Beyond the inconsistency of it, there’s the failure to accommodate individual preferences. Margarine use in my family was a consequence in part of the Jewish religious prohibition on mixing milk and meat. If you wanted a baked potato with your steak or a chocolate chip cookie for dessert, using margarine rather than butter was the kosher approach. Other margarine consumers may be vegans for philosophical reasons involving animal rights.

And different people may choose different approaches to managing their heart attack risks. Some people may exercise daily, see their cardiologist regularly, take cholesterol-lowering medication, and avoid egg yolks, fried food, or fatty meat — yet still want some margarine in their Thanksgiving pie crust once a year. Other people may avoid margarine, but live sedentary lifestyles, never go to the doctor, not take their medicine, and otherwise take plenty of health risks. Just as the trans-fat ban fails to accommodate religious or philosophical differences, it also fails to accommodate individual choices when it comes to overall health decisions.

In researching the war on margarine, I discovered it turns out to have a long history. As Adam Young reported in a 2002 article in The Freeman, the Federal Margarine Act of 1886, passed at the behest of the dairy industry, imposed a tax on margarine and also annual license fees for margarine wholesalers and retailers.

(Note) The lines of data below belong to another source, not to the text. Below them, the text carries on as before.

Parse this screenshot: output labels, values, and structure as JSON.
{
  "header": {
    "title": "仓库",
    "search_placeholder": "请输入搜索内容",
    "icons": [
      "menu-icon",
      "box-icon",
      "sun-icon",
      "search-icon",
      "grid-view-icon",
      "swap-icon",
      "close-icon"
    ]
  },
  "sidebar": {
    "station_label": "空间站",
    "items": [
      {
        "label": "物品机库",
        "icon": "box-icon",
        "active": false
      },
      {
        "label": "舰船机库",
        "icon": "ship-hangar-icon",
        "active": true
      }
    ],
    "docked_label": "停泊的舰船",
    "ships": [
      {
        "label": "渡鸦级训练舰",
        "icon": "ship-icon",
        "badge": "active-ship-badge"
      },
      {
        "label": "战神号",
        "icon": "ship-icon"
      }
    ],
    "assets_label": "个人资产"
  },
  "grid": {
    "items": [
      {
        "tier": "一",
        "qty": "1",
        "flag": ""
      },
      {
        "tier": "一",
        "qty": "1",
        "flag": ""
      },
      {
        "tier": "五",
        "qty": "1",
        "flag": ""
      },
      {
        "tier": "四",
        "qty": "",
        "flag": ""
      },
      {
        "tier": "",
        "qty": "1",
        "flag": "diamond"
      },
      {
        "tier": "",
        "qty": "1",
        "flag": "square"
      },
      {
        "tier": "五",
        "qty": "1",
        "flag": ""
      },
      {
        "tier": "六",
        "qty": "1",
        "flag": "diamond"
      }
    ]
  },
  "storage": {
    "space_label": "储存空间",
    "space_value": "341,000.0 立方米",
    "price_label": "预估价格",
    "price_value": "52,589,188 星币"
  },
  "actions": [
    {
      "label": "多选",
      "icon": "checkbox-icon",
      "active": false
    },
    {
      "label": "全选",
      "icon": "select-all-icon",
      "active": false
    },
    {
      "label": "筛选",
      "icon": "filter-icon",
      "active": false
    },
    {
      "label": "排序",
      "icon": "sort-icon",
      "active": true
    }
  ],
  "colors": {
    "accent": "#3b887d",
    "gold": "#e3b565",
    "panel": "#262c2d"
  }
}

State laws, under the guise of fraud prevention, banned coloring margarine to make it look like butter. At the height of the frenzy, oleomargarine bootleggers ended up in federal prison, Katherine Mangu-Ward reported in Reason.

It looks as if we are about to come full circle. Stock up now at your local supermarket and put enough in the freezer to last until we get an administration with the sense to leave this kind of bread-and-butter issue to individual choice.